The USDA confiscated Shazam, his cagemate Jazz and the white lioness Sheila from a local entertainment facility where they had not been cared for properly. Shazam was very nervous when he first arrived at In-Sync.
When he took his first step into his new enclosure we could see immediately that he exhibited obvious signs of starvation including severe ascites which causes a distended belly. His eyes were lifeless, and he had a filthy, dull coat. He had no mane when he arrived and red, bloody sores on either side of his face. He suffered with three types of infections in both ears that caused him to rub at the fence constantly thus pulling the hair from around his head and neck. He tested positive for roundworms, Vitamin A deficiency and toxoplasmosis. His lack of muscle tone in his hind legs and toxoplasmosis, which affects the central nervous system, has affected his coordination making it difficult for him to walk. Since the toxoplasmosis was a past infection and left untreated, we believe he may have cysts along his spinal cord pinching the nerves.
Unfortunately, because the condition was not caught in time, it is irreversible.
With a proper diet and appropriate supplements, Shazam has made some remarkable improvements since his arrival. He’s walking more steadily and frequently and now has the strength to groom himself and play. He loves to carry around boxes and kick a ball around the enclosure. His ears are healed, and he’s growing back a beautiful, white mane. He will probably always be uncoordinated, but we’re hoping he will continue to build strength in his legs to compensate for this. He and Jazz join Malikai and Dinari in song creating a beautiful, wild symphony. We are hoping with continuous proper nutrition and lots and love and care, his body and spirit will continue to heal.
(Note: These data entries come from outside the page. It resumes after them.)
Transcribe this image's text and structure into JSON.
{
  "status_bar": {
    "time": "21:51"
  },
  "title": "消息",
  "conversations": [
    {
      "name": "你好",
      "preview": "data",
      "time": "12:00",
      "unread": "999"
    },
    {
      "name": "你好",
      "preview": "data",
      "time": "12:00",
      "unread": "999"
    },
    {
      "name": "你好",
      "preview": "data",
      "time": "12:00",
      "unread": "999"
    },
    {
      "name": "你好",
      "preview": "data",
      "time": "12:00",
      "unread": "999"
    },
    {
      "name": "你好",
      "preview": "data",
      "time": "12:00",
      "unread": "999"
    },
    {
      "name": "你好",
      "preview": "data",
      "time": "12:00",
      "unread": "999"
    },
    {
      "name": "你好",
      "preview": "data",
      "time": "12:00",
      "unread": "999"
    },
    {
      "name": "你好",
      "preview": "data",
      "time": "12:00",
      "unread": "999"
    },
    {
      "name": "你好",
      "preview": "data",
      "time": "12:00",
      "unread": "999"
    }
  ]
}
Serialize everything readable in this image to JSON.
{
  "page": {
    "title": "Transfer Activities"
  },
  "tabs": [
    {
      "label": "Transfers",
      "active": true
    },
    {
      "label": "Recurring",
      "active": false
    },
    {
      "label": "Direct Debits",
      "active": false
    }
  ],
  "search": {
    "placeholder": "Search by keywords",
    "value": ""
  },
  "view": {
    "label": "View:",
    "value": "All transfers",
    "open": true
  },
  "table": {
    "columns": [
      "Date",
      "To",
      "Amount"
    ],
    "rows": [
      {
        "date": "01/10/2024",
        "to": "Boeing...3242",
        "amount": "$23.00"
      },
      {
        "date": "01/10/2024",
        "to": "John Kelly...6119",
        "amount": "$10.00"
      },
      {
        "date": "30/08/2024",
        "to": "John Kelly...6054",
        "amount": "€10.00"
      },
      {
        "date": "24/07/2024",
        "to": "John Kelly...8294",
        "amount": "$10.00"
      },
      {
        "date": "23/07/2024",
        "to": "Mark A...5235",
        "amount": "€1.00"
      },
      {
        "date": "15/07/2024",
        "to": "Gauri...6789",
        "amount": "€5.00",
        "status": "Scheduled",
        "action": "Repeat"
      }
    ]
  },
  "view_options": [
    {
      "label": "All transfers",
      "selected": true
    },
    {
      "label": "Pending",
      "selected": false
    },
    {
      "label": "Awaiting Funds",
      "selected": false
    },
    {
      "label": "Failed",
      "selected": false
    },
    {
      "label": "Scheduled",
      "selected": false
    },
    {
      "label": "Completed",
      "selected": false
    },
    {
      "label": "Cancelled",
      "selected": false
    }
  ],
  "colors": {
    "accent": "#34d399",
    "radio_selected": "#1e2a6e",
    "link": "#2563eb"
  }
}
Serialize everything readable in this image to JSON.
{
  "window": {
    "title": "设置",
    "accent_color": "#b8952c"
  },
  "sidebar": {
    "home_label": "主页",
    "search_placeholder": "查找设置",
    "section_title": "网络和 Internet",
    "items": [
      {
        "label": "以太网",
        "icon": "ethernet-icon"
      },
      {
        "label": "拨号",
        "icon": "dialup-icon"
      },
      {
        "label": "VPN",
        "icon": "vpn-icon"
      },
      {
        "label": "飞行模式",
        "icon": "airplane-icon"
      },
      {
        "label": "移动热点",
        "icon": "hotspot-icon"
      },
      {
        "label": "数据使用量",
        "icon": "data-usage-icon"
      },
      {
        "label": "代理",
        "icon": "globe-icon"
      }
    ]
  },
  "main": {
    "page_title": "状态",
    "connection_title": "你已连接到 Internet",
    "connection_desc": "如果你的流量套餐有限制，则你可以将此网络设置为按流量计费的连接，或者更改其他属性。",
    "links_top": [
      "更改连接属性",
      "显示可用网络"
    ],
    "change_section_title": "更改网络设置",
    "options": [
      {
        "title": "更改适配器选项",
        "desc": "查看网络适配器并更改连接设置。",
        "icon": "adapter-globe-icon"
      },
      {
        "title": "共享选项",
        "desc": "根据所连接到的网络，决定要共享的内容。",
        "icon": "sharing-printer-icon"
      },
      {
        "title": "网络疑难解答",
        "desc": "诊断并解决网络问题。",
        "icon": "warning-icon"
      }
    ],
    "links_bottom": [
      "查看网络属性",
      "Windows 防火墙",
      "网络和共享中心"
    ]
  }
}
Shazam’s rare coloring is the result of a recessive gene called “chinchilla” or “color-inhibitor” and in the wild is only found in the Kruger sub-species and unique to the Timbavati region of South Africa.